Anne E. Russon

Pantomime in great apes and other non-human primates: qualities and prevalence

Laurel J. Buxbaum

Shared and distinct neurocognitive processes in language and tool use actions: evidence from stroke lesion studies

Round table: Defining pantomime

Panellists: Michael Arbib, Ana Mineiro, Jordan Zlatev


Nicolaus Hotel Restaurant
Ducha 14-16


DAY TWO: Friday, Nov 19

Sławomir Wacewicz and Przemysław Żywiczyński

Through pantomime to language – from transparency to efficiency

Cornelia Müller

Miming as „as-if” action. Thinking and acting by hand

Peter Gärdenfors

The role of pantomime in teaching

Marta Sibierska, Przemysław Żywiczyński, Sławomir Wacewicz and Monika Boruta

What’s in a mime?

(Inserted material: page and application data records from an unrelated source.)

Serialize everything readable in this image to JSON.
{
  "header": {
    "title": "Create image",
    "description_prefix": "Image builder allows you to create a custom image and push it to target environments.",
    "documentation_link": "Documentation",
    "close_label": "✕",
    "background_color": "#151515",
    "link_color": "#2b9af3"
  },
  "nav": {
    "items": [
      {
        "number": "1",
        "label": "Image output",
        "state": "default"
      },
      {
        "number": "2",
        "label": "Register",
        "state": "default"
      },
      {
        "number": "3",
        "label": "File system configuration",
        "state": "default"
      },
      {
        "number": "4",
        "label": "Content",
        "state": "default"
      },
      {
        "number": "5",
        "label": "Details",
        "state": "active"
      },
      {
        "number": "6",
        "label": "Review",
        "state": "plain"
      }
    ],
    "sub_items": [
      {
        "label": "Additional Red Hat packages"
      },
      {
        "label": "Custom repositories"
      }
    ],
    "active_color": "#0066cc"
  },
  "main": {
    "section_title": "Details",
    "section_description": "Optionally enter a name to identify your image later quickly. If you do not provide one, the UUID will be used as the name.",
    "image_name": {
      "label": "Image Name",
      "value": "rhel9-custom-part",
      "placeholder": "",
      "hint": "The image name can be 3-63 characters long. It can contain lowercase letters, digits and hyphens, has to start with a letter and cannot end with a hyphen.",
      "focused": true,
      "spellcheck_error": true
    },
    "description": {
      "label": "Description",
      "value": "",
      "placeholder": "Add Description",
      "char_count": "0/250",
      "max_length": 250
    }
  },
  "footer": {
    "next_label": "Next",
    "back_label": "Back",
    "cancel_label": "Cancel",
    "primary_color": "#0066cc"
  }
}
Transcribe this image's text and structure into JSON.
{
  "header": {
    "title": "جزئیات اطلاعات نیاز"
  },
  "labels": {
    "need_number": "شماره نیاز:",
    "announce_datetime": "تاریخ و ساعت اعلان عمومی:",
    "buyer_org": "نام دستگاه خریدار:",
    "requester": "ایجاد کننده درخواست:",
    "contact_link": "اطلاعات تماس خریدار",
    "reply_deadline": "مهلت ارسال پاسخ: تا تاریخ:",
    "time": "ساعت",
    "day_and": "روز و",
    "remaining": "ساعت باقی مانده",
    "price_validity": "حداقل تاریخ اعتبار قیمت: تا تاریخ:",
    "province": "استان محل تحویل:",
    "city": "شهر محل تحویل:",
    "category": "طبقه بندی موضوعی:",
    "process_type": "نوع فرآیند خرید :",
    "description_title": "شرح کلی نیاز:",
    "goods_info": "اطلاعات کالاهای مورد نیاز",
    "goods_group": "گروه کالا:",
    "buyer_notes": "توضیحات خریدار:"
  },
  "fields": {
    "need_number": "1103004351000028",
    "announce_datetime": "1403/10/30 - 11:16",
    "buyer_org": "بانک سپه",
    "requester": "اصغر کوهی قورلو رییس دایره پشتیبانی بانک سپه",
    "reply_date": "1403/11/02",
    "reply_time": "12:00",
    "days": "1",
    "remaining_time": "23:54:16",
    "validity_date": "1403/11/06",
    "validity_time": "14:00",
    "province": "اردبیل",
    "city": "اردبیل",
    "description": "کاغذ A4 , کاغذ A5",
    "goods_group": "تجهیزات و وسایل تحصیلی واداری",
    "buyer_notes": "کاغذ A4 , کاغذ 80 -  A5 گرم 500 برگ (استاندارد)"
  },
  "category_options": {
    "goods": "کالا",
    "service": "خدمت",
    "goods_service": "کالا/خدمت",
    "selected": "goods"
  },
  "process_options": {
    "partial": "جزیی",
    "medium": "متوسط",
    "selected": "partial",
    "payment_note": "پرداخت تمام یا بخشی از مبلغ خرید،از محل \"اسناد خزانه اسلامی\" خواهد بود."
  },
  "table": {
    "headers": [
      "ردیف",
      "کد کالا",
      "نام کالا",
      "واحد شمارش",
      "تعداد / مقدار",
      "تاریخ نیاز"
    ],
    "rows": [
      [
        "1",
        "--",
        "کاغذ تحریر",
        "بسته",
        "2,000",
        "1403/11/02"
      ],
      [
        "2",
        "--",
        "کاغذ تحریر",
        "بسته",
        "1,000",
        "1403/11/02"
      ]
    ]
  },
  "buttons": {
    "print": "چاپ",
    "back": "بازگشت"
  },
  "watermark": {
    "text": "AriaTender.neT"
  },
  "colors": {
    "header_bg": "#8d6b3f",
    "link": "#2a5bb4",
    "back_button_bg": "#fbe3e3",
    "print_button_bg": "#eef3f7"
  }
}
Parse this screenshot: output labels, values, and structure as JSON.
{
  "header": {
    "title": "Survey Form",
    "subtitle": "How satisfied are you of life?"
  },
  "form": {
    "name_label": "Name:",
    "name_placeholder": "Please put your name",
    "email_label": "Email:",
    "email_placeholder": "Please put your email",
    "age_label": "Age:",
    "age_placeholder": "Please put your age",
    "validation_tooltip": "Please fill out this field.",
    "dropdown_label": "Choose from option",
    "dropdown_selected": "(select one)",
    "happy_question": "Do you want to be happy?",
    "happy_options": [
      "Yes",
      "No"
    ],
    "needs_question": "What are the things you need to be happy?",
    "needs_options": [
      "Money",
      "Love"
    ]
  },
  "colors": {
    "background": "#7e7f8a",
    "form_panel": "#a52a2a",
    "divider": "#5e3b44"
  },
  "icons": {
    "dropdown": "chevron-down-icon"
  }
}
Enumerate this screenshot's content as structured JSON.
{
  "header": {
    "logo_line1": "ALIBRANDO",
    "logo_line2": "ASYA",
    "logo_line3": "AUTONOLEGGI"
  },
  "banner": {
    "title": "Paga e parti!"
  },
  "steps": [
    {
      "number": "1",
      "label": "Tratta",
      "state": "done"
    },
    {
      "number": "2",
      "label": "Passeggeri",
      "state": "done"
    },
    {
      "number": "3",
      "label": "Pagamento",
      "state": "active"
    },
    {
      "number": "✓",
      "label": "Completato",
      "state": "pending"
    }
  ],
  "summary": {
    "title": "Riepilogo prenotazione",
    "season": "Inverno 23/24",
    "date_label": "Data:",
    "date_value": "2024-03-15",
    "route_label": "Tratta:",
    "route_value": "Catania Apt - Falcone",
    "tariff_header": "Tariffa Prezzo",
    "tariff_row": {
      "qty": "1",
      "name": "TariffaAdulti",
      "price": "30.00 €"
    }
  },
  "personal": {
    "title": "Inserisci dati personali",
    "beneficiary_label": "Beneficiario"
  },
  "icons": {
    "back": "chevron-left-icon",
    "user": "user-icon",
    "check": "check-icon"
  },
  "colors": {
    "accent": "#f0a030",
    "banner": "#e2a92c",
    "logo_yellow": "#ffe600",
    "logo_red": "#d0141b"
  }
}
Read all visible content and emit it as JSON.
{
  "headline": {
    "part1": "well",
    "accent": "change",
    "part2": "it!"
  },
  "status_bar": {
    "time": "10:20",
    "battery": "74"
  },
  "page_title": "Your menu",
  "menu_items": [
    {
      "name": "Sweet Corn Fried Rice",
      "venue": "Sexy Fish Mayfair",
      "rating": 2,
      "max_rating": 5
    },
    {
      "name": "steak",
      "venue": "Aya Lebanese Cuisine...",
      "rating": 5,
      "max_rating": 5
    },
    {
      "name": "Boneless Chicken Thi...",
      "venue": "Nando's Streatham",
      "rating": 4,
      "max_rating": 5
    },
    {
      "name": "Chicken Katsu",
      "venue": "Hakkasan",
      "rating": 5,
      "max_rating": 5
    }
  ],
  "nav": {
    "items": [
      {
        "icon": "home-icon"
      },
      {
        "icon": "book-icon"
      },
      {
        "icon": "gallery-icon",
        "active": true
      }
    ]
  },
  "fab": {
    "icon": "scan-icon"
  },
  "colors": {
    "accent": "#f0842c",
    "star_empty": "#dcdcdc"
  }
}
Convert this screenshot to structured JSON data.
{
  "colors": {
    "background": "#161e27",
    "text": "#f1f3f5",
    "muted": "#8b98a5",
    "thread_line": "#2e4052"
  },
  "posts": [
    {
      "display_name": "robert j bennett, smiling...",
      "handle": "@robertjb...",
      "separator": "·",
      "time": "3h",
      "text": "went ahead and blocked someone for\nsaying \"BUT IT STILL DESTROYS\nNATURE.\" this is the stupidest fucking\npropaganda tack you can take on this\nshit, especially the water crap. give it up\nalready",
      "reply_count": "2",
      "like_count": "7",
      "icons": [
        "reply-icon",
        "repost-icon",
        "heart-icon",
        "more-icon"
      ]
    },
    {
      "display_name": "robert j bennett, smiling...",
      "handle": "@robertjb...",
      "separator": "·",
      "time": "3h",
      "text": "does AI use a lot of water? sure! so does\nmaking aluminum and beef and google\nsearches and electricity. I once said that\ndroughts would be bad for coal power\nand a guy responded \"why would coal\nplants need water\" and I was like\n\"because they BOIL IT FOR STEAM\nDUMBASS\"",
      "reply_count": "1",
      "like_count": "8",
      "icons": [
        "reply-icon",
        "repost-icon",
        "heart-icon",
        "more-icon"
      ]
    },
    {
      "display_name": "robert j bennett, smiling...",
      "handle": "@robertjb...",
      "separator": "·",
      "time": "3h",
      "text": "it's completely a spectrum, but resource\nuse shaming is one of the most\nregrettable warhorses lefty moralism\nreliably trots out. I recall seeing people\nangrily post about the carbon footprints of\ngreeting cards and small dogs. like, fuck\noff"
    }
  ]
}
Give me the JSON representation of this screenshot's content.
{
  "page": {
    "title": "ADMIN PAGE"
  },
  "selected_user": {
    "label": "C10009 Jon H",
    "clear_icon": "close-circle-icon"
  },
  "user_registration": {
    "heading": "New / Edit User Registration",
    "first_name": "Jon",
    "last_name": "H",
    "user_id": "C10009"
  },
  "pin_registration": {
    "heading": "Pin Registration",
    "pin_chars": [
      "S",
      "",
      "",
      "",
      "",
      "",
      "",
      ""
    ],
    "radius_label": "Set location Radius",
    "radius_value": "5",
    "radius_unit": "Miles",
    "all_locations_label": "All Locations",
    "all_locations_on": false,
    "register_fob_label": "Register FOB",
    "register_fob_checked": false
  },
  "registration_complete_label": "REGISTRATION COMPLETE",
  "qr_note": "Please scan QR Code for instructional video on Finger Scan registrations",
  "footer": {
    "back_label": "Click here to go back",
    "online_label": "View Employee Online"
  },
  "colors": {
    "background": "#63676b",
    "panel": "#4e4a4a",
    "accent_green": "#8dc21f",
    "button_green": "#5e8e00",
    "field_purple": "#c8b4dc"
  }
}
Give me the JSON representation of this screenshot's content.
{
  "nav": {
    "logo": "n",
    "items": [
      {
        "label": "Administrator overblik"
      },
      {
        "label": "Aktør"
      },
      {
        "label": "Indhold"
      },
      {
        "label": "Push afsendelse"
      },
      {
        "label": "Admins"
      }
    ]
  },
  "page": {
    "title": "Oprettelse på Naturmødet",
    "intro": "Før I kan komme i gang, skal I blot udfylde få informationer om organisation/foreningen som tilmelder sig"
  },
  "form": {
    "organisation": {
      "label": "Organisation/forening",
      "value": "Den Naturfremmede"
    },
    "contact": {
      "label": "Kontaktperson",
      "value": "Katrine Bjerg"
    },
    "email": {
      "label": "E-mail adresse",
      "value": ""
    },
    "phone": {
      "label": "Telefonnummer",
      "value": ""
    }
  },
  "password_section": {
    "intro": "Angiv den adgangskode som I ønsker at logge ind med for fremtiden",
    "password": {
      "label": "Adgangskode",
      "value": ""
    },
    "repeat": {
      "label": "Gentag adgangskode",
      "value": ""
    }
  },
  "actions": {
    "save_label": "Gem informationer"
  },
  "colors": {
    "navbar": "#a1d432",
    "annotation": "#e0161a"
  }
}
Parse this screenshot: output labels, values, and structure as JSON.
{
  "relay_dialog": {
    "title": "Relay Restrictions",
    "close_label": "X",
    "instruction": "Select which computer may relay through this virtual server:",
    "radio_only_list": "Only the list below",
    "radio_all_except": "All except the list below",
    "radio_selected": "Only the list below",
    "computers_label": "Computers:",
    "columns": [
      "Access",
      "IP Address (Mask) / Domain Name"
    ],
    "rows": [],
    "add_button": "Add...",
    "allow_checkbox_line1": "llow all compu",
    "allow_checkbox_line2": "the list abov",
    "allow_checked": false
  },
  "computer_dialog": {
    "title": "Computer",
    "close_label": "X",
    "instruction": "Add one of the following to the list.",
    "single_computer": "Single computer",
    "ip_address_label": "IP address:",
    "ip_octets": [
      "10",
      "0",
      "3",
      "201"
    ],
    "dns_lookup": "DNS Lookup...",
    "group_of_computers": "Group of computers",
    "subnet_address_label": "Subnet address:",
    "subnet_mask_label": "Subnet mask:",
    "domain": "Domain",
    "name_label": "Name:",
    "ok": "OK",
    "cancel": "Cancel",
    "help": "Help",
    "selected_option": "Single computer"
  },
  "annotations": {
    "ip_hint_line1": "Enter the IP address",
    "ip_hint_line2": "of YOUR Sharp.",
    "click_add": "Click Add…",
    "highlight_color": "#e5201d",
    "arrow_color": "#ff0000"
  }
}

How formal features of pantomime influence its communicative success: an exploratory analysis

Steven Brown

The pantomimic origins of the narrative arts

Paula Marentette

Pantomime use in children: Symbolic or pragmatic?

Pierogarnia Old Toruń
Most Pauliński 2/10


A post-conference volume will be published by John Benjamins in the series Topics in Interaction Studies https://www.jbe-platform.com/content/journals/15720381
A contribution should be 8 000 words in length, including references.
Please, follow the publisher’s guidelines when writing your contribution
In case of questions, contact johan.blomberg@umk.pl or przemek@umk.pl



Please, refer to https://www.gov.pl/web/coronavirus/temporary-limitations for information about the latest COVID-related travel restrictions.


Please read the following guidelines.



The organisation of the seminar is supported by the Polish National Science Centre (NCN) under grant agreement UMO-2017/27/B/HS2/00642.